Task: The data below calls for an exact copy.
* * *
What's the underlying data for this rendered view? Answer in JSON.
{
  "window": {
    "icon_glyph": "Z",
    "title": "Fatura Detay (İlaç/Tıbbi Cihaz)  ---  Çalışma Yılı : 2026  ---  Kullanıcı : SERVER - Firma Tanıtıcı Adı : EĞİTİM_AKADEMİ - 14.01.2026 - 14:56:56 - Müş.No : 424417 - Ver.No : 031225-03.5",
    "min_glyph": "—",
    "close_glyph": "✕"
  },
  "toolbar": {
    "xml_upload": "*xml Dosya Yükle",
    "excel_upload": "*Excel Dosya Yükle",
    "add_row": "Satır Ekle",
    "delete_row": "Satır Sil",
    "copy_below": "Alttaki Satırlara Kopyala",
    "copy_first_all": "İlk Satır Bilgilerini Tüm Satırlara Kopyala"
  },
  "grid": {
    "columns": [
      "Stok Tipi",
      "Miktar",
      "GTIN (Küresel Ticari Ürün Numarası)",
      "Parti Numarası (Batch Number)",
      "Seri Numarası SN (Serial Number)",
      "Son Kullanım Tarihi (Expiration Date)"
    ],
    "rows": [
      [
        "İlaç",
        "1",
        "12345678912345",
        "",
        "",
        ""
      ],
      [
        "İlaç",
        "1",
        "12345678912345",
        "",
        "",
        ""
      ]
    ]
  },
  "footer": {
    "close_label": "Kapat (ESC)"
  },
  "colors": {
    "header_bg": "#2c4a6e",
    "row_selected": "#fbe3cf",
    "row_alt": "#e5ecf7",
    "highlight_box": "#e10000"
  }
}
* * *
Exercise output:
What's the underlying data for this rendered view? Answer in JSON.
{
  "window": {
    "icon_glyph": "Z",
    "title": "Fatura Detay (İlaç/Tıbbi Cihaz)  ---  Çalışma Yılı : 2026  ---  Kullanıcı : SERVER - Firma Tanıtıcı Adı : EĞİTİM_AKADEMİ - 14.01.2026 - 14:56:56 - Müş.No : 424417 - Ver.No : 031225-03.5",
    "min_glyph": "—",
    "close_glyph": "✕"
  },
  "toolbar": {
    "xml_upload": "*xml Dosya Yükle",
    "excel_upload": "*Excel Dosya Yükle",
    "add_row": "Satır Ekle",
    "delete_row": "Satır Sil",
    "copy_below": "Alttaki Satırlara Kopyala",
    "copy_first_all": "İlk Satır Bilgilerini Tüm Satırlara Kopyala"
  },
  "grid": {
    "columns": [
      "Stok Tipi",
      "Miktar",
      "GTIN (Küresel Ticari Ürün Numarası)",
      "Parti Numarası (Batch Number)",
      "Seri Numarası SN (Serial Number)",
      "Son Kullanım Tarihi (Expiration Date)"
    ],
    "rows": [
      [
        "İlaç",
        "1",
        "12345678912345",
        "",
        "",
        ""
      ],
      [
        "İlaç",
        "1",
        "12345678912345",
        "",
        "",
        ""
      ]
    ]
  },
  "footer": {
    "close_label": "Kapat (ESC)"
  },
  "colors": {
    "header_bg": "#2c4a6e",
    "row_selected": "#fbe3cf",
    "row_alt": "#e5ecf7",
    "highlight_box": "#e10000"
  }
}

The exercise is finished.